Governments need to start focusing on sustainable development, otherwise “we’re costing ourselves”, he adds. “There is a responsible [way to] increase food production that minimises climate change damage, and there is unplanned, irresponsible [subsidised] agricultural sprawl that endangers the planet. We want the former!”
Researchers warn that the shift in the climate will have a disproportionate impact on the food security of poorer countries. Many of those nations that never experienced the “Green revolution” of the 1960s — when crop output in developing countries increased thanks to new varieties and a wider use of pesticides and fertilisers — will be hit the hardest, says Paolo Agnolucci, a researcher in energy and resources at University College London.
Using data models for 18 crops, including wheat, corn and rice, Agnolucci and his colleagues found that countries which already enjoyed high yields for a certain crop tended to benefit from a 1C rise in temperature, while countries with a less efficient agricultural sector will be hit harder.
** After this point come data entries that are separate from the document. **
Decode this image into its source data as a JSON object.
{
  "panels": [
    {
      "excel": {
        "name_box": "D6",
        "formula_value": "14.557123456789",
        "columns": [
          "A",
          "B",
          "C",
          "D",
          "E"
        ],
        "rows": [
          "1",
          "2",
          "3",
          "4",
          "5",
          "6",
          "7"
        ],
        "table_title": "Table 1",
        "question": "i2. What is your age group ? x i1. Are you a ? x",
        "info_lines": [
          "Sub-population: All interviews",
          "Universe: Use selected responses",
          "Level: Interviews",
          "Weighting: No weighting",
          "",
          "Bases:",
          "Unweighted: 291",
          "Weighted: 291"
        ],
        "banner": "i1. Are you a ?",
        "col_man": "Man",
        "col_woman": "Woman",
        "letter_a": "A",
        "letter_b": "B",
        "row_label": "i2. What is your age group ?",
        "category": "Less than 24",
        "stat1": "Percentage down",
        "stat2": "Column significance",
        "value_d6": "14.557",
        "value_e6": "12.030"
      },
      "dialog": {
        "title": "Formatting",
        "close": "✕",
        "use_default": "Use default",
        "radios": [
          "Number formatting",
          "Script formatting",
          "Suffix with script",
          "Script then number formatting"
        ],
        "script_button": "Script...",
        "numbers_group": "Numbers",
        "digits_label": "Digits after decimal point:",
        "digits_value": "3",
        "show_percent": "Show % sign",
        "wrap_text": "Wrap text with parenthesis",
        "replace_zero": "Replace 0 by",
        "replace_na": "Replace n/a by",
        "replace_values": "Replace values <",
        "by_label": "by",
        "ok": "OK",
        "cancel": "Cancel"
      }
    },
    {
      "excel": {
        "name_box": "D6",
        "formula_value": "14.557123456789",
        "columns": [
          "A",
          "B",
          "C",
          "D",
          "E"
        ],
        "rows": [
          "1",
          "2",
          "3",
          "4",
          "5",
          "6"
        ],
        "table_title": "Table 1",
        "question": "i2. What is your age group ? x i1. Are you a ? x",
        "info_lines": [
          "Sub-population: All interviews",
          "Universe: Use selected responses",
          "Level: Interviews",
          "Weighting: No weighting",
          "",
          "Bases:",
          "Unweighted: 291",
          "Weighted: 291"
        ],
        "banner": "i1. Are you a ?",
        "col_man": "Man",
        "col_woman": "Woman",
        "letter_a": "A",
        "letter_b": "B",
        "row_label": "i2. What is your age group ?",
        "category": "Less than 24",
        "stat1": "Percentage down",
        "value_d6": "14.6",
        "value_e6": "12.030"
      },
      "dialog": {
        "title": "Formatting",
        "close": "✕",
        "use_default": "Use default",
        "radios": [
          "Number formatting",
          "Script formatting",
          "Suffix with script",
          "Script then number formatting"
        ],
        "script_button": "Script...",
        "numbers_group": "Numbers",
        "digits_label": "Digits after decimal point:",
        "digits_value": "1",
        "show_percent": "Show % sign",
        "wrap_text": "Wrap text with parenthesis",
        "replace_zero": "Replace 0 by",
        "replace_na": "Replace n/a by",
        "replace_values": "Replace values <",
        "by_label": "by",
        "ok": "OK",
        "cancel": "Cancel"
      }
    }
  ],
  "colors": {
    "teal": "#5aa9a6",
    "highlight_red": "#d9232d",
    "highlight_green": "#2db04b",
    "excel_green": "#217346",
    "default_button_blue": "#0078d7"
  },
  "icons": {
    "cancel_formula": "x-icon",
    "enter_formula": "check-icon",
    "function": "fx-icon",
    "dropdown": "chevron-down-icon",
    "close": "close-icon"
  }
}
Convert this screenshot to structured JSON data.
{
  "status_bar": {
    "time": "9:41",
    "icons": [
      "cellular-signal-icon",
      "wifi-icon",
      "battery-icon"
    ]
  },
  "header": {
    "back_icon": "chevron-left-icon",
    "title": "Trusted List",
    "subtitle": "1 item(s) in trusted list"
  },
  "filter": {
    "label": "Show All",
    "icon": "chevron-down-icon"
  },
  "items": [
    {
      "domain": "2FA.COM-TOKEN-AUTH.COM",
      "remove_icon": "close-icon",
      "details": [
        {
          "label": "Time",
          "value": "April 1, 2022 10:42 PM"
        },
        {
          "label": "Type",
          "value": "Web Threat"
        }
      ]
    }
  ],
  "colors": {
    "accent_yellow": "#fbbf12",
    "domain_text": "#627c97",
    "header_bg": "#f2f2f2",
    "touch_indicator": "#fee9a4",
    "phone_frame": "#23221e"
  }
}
Wheat production in Germany, for example, would rise about 3 per cent if temperatures rose 1C, but would fall about 7 per cent in Egypt, a large wheat consumer.
“These are exactly the results we didn’t want to see,” he says, adding that to avoid a food security crisis, technology and skill transfers as well as funding for smallholder farmers would be crucial for these countries and “should be part of the policy discussions”.
Back in Italy, while climate change has brought its benefits to some farmers, it has also wreaked havoc on the livelihoods of others.
“The increase in temperatures is changing our work with the crazy seasons and extreme weather events [which are becoming] more and more frequent,” says Coldiretti’s Prandini, adding that in 2020 “there were on average four extreme weather events per day in Italy including storms, hail, heatwaves and tornadoes”.
Sicilian avocado farmer Passanisi says that dealing with the new climate uncertainties is tough. “It manifests itself with the seasons that do not respect their [own] characteristics,” he says, noting that the “winter” in Sicily, which used to arrive in December, now comes in February, and the autumn rains were now coming months before that. “I started the idea [of growing tropical fruits] with climate change in mind, but then I realised the uncertainties that climate change [brings],” he says.
The Mediterranean is a climate change hotspot, with southern European to north African countries facing severe declines in rainfall over the next few decades, according to scientists.
“Temperatures in Sicily have been increasing, but at the same time, there has been a decrease in rainfall. The increase in temperatures means you can grow tropical fruits like mango or kiwi, but these crops are very water demanding.” With some exceptions, Sicily’s agricultural areas need irrigation, presenting a big problem, says Viola.
At the Kent wine estate, Warde is also wary of unpredictable weather patterns after an unusually cold start to spring in the UK, followed by a month of rain.
Yet he remains sanguine about the volatility. “We’re learning all the time,” he says, adding: “You have an extremely cold April, and a wet May, but you put that into a milkshake machine, and as my father says, ‘it all evens out in the end’.”
He remains confident of the long-term future of the business, noting: “I wouldn’t have planted the vines if I didn’t think it was going to be around for the next 100 years.”
https://insider-voice.com/what-growing-avocados-in-sicily-tells-us-about-climate-change-and-the-future-of-food/ | What growing avocados in Sicily tells us about climate change and the future of food